The Simplified Wealth of Nations of Adam Smith, Book 5, Chapter 3: International Barter Taxation

Chapter 3g: International barter taxation

Translator's note: On this page, I will add links to Keynes' International Clearing Union which is consistent with Smith's proposal below

79It has been said that the Americans have no gold or silver money.

80The current scarcity of gold and silver money in America is not the effect of the inability of the Americans to buy those metals.

81Gold and silver money is necessary or convenient for transacting domestic or foreign business.  

82Book 2 has shown that the domestic business of every country may be transacted through paper currency as conveniently as by gold and silver money, at least in peacetime.

83In the commerce between Great Britain and the tobacco colonies, the British goods are generally advanced to the colonists at a pretty long credit.

84In the northern colonies, the value of their own exports to Great Britain is more than the value of their imports.

85In the sugar colonies, the value of exports to Great Britain is much greater than the value of all the goods imported.

86The difficulty and irregularity of payment from the colonies to Great Britain have not been proportional to the balances due from them.

87It is not the poverty of the colonies which creates the present scarcity of gold and silver money.

88It is just fair that Ireland and America contribute towards discharging Great Britain's public debt.

  sup 89 | By a union with Great Britain, Ireland would gain the freedom of trade and other much more important advantages. ul li | These advantages would much more than compensate any tax increases that might accompany that union. li | By the union with England, the Scottish middle and lower classes were completely freed from the power of an aristocracy which always oppressed them. li | By a union with Great Britain, most Irish would gain an equally complete freedom from a much more oppressive aristocracy. ul li | Unlike Scotland's aristocracy, Irish aristocracy is not founded in the natural and respectable distinctions of birth and fortune. li | It is founded on religious and political prejudices, the most odious of all distinctions. ul li | These prejudices: ul li | animate most: ul li | the oppressors' insolence and li | the hatred of the oppressed li | commonly render its own people more hostile to one another than to foreigners li .text-smith b Without a union with Great Britain, the Irish will not likely consider themselves as one people for many ages.

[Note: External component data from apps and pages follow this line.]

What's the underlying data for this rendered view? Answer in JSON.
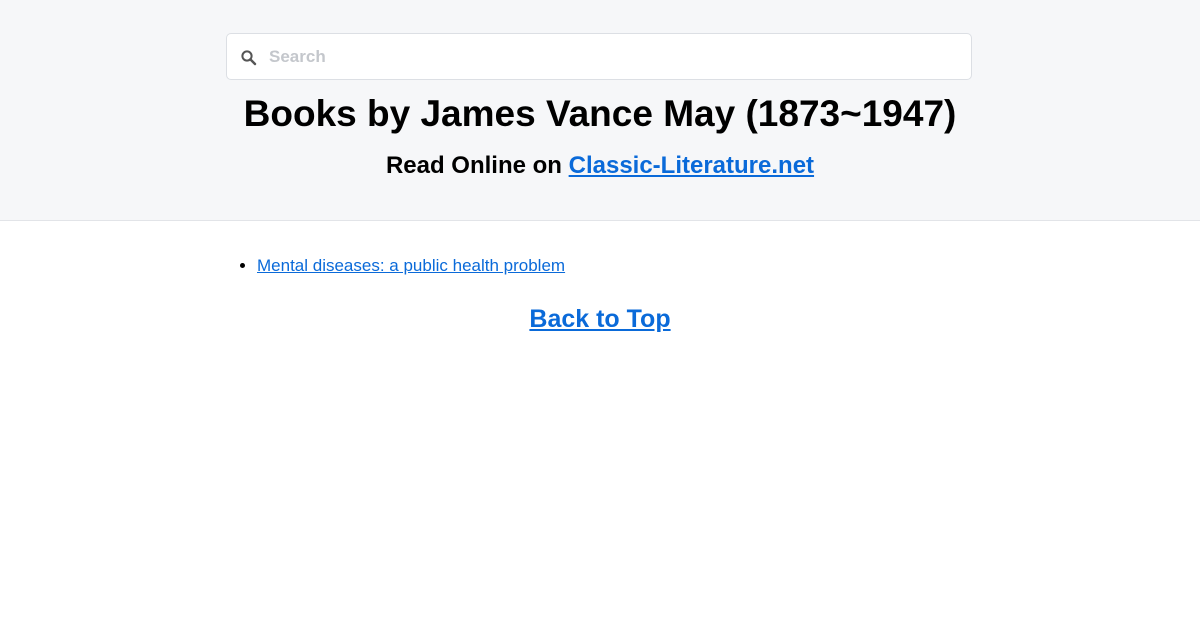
{
  "search": {
    "placeholder": "Search",
    "value": ""
  },
  "header": {
    "title": "Books by James Vance May (1873~1947)",
    "subtitle_prefix": "Read Online on",
    "site_link": "Classic-Literature.net"
  },
  "books": [
    {
      "title": "Mental diseases: a public health problem"
    }
  ],
  "footer": {
    "back_to_top": "Back to Top"
  },
  "colors": {
    "link": "#0a6ad9",
    "header_bg": "#f6f7f9"
  }
}
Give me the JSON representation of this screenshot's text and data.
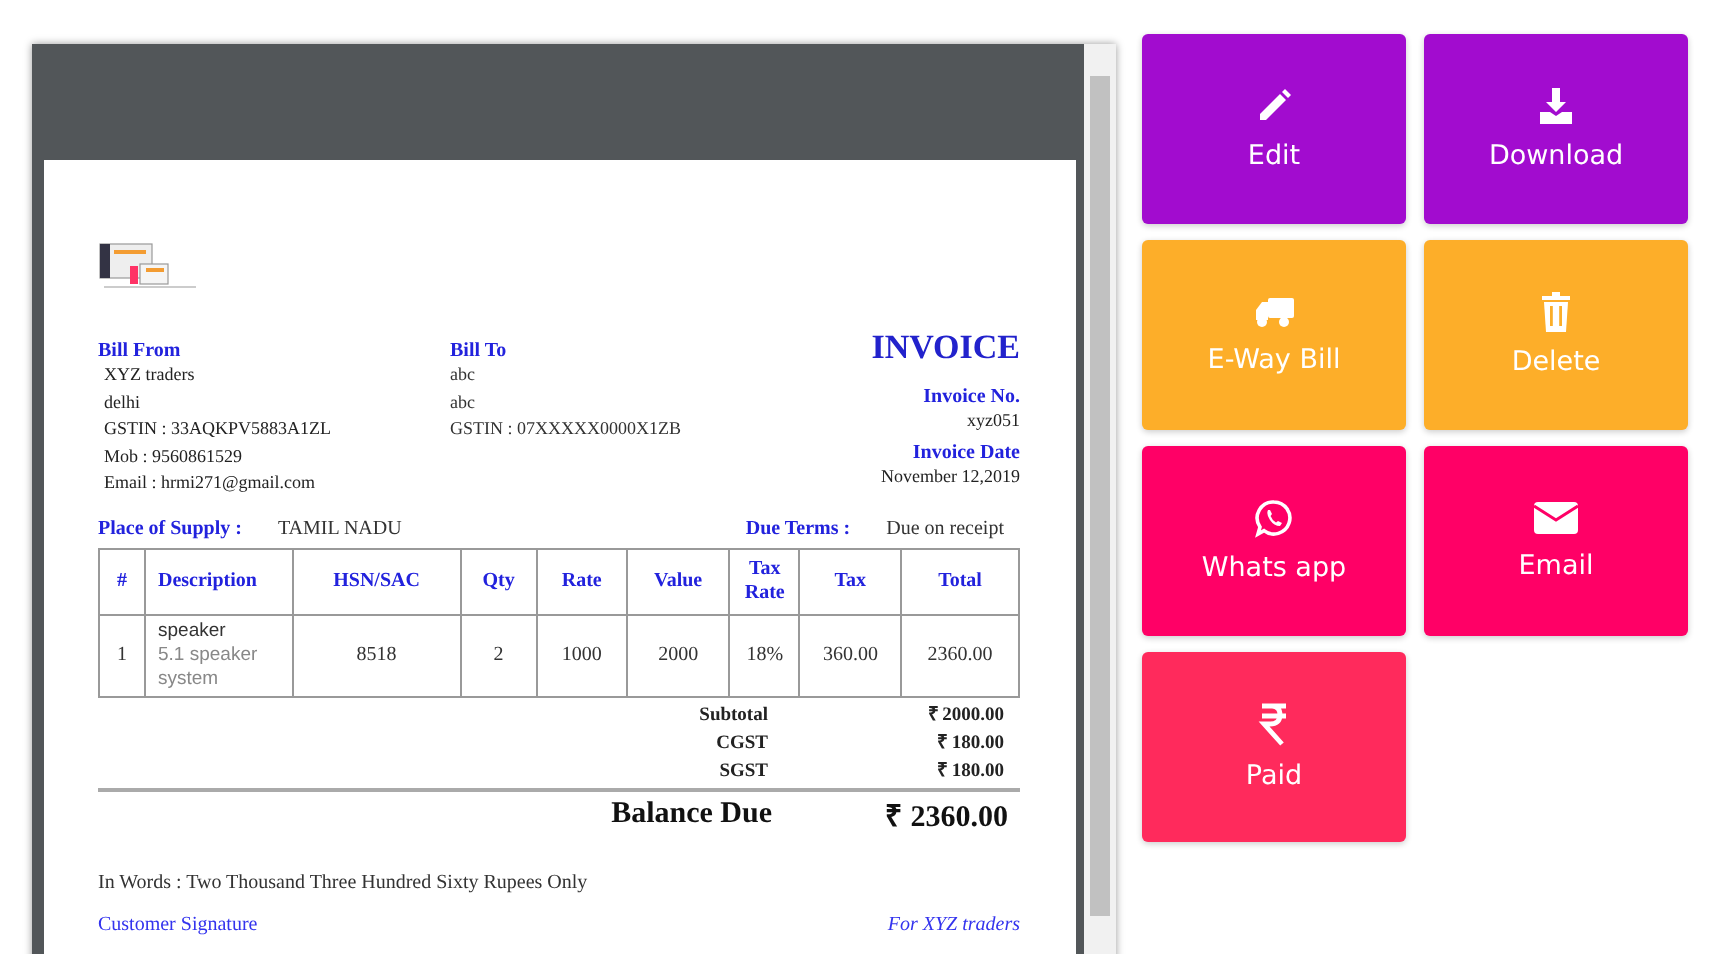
{
  "invoice": {
    "bill_from": {
      "heading": "Bill From",
      "lines": [
        "XYZ traders",
        "delhi",
        "GSTIN : 33AQKPV5883A1ZL",
        "Mob : 9560861529",
        "Email : hrmi271@gmail.com"
      ]
    },
    "bill_to": {
      "heading": "Bill To",
      "lines": [
        "abc",
        "abc",
        "GSTIN : 07XXXXX0000X1ZB"
      ]
    },
    "title": "INVOICE",
    "invoice_no_label": "Invoice No.",
    "invoice_no": "xyz051",
    "invoice_date_label": "Invoice Date",
    "invoice_date": "November 12,2019",
    "place_of_supply_label": "Place of Supply :",
    "place_of_supply": "TAMIL NADU",
    "due_terms_label": "Due Terms :",
    "due_terms": "Due on receipt",
    "table": {
      "columns": [
        "#",
        "Description",
        "HSN/SAC",
        "Qty",
        "Rate",
        "Value",
        "Tax Rate",
        "Tax",
        "Total"
      ],
      "rows": [
        {
          "num": "1",
          "item": "speaker",
          "detail": "5.1 speaker system",
          "hsn": "8518",
          "qty": "2",
          "rate": "1000",
          "value": "2000",
          "tax_rate": "18%",
          "tax": "360.00",
          "total": "2360.00"
        }
      ]
    },
    "totals": [
      {
        "label": "Subtotal",
        "amount": "₹ 2000.00"
      },
      {
        "label": "CGST",
        "amount": "₹ 180.00"
      },
      {
        "label": "SGST",
        "amount": "₹ 180.00"
      }
    ],
    "balance_label": "Balance Due",
    "balance": "₹ 2360.00",
    "in_words": "In Words :  Two Thousand Three Hundred Sixty Rupees  Only",
    "customer_signature": "Customer Signature",
    "for_company": "For XYZ traders"
  },
  "actions": [
    {
      "label": "Edit",
      "kind": "edit",
      "color": "#a20ccf"
    },
    {
      "label": "Download",
      "kind": "download",
      "color": "#a20ccf"
    },
    {
      "label": "E-Way Bill",
      "kind": "truck",
      "color": "#fdae29"
    },
    {
      "label": "Delete",
      "kind": "delete",
      "color": "#fdae29"
    },
    {
      "label": "Whats app",
      "kind": "whatsapp",
      "color": "#ff0066"
    },
    {
      "label": "Email",
      "kind": "email",
      "color": "#ff0066"
    },
    {
      "label": "Paid",
      "kind": "rupee",
      "color": "#ff2a5c"
    }
  ]
}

90No oppressive aristocracy has ever prevailed in the colonies.

91The East India Company's territorial acquisitions is the right of the British people.

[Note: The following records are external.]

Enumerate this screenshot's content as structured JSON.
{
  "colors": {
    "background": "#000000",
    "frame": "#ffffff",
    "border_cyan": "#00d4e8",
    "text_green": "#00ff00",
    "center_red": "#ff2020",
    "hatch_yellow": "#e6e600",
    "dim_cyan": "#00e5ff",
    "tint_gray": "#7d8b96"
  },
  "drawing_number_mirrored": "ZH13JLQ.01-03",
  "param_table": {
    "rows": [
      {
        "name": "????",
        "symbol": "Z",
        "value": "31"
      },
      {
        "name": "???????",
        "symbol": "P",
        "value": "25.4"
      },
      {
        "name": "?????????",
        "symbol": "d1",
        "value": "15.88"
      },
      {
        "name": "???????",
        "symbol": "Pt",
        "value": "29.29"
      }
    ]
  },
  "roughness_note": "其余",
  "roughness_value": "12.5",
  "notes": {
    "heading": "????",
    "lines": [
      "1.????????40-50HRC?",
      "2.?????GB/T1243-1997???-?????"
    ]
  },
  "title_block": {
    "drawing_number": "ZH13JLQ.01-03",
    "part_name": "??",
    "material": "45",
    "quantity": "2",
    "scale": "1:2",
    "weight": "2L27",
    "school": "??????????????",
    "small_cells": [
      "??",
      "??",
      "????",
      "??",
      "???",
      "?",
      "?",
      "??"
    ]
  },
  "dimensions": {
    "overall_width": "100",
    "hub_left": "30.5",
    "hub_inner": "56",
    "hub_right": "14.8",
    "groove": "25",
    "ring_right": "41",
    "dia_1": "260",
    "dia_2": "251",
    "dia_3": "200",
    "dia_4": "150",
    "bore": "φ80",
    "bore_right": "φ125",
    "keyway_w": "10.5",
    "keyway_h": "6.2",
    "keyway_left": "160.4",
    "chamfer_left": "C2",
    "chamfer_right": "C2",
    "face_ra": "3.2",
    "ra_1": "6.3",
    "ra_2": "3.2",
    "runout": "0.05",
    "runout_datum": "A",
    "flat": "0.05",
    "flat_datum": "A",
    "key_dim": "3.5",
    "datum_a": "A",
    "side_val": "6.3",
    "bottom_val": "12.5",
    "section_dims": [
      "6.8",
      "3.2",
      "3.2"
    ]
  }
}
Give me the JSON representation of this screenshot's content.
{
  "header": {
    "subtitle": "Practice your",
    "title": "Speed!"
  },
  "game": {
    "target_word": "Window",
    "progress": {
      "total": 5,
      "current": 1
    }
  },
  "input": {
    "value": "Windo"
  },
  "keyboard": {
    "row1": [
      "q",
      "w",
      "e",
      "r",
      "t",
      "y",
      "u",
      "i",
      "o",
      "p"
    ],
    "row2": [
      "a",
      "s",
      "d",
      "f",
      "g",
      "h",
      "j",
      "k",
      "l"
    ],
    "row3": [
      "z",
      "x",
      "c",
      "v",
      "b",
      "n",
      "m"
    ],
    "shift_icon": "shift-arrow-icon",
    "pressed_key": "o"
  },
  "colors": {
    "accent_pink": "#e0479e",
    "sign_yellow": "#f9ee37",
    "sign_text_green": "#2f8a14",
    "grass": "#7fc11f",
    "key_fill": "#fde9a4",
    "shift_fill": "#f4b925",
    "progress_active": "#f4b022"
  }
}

  sup 92 .text-smith strong | If it is impractical for Great Britain to increase its revenue from the resources mentioned, her only remaining resource is to reduce her expence. ul li | Great Britain is at least as economical as her neighbours in collecting and spending the public revenue. ul li | There is still room for improvement for both collecting and spending. li | Her military is more moderate than any European state of equal status. li | None of those articles seem to admit of any considerable reduction of expence. li | Before the present disturbances, the peace-keeping costs in the colonies was very big. ul li | It should be all saved if no revenue can be drawn from the colonies. li | This constant expence in peacetime was very great, but is insignificant compared to wartime. ul li | The Seven Years' War was undertaken for the colonies. ul li | It cost Great Britain more than £90 million. li | The Spanish War of Jenkins' Ear of 1739 was principally undertaken for the colonies. li | The French War of the Austrian Succession was the consequence of that Spanish war. ul li | That French war cost Great Britain more than £40 million. li | Most of it should be charged to the colonies. li | In those two wars, the colonies cost Great Britain more than twice the national debt before the Spanish war started. li | Without those wars, Great Britain's debt might have been completely paid by this time. li | Had it not been for the colonies, those two wars certainly would not have been undertaken. ul li | They were undertaken because the colonies were supposed to be provinces of the British empire. li.text-smith b "But countries which contribute neither revenue nor military force towards the support of the empire cannot be considered as provinces." li | They may be considered as appendages, as showy equipage of the empire. li | But if the empire can no longer keep up this equipage, it should be laid down. li | If it cannot raise its revenue in proportion to its expence, it should at least match its expence to its revenue. li | The colonies refuse to submit to British taxes. ul li | If they are still to be considered as British provinces, their defence in a future war might cost Great Britain a very big expence. li | For more than a century, Great Britain's rulers have amused the people with the imagination that they had a great empire in North America. ul li | This empire has existed in imagination only. li | It has been the project of an empire and not an empire. li | It was the project of a gold mine, not a gold mine. ul li | It was a project which has cost and will likely cost immense expence, without bringing any profit. ul li | To the people, the monopoly of the colony trade was a mere loss instead of profit. li | Our rulers and the people should realize this golden dream which they have been indulging themselves in. ul li | Our rulers should awake themselves and the people from it. li | If the project cannot be completed, it should be given up. li | If any of the British empire's provinces cannot be made to contribute to support the whole empire, Great Britain should free herself from the cost of: ul li | defending those provinces, and li | supporting their civil or military establishments. li | She should make future plans according to the real mediocrity of her circumstances. hr b END